This is in response to Mr. Neil Simon’s letter of April 17. Because so few — other than academics and researchers — know about the Department of Justice (DOJ) camps and their connection to the Tule Lake Segregation Center, the film “Prisoners and Patriots,” may seem informative and even playful since the Santa Fe DOJ camp is portrayed as a fun place.

This is exactly why this film is misleading and riddled with misinformation, further muddling an already complex issue.

Several prominent academics, researchers and psychologists have shared their misgivings with Mr. Simon in private. It is curious why the filmmaker hasn’t taken their suggestions to heart and continues to defend himself.  Is it because the filmmaker wishes to see things in black and white?

For example, the film stresses that it was the Buddhist and Shinto priests who were the most dangerous elements of the Japanese American community, ignoring or only mentioning in passing that the U.S. government had also picked up fishermen, business leaders, journalists, educators and martial arts teachers.
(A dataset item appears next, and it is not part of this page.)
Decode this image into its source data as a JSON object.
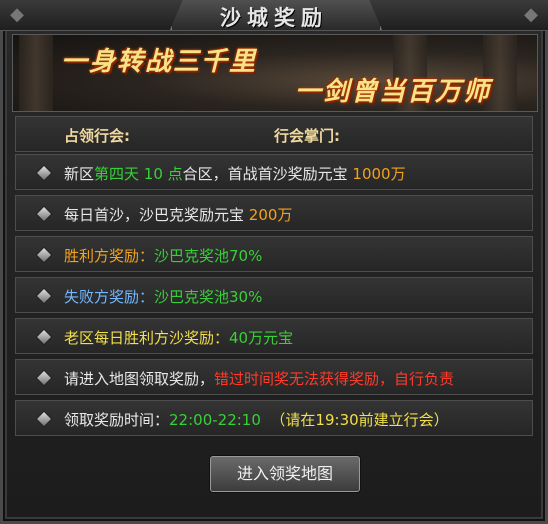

The filmmaker also fails to explore the issue of loyalty. Any immigrant is going to have feelings for their mother country, but does that make them a potential threat? In a simplistic analogy, if a Canadian moved to Los Angeles, should we force this person to switch their hockey loyalty from the Vancouver Canucks to the L.A. Kings?

And rather than research the psychology of the Kibei, the filmmaker took the easy route and depicted the Kibei as the “troublemakers” who were sent to Santa Fe, while the rest of the population were the “good” Japanese.

At the JANM showing last Saturday, three or four people shared that either their fathers or grandfathers were at Santa Fe and their experiences were not as positive as depicted in the film. Is the filmmaker going to ignore these comments because it does not fit into his black-and-white thesis that Santa Fe was a good place to be?

Prominent psychologists within and without the Nikkei community have been studying the psychological impact of camp on the prisoners and their children. When the filmmaker only got responses that Santa Fe was a good place to be, why didn’t he research such issues as the Stockholm syndrome, which describes the seemingly contradictory phenomenon where the victim empathizes with the abuser? Patty Hearst’s support of her captors, the Symbionese Liberation Army, is a good example.

But the most important issue the film fails to tackle is the human and civil rights violation of indefinitely detaining the Issei without charge and the constitutionality of Congress passing a law to strip U.S. citizens of their birthright.

Again, the filmmaker needs to take to heart all the suggestions he’s been getting from the experts in their fields.

Martha Nakagawa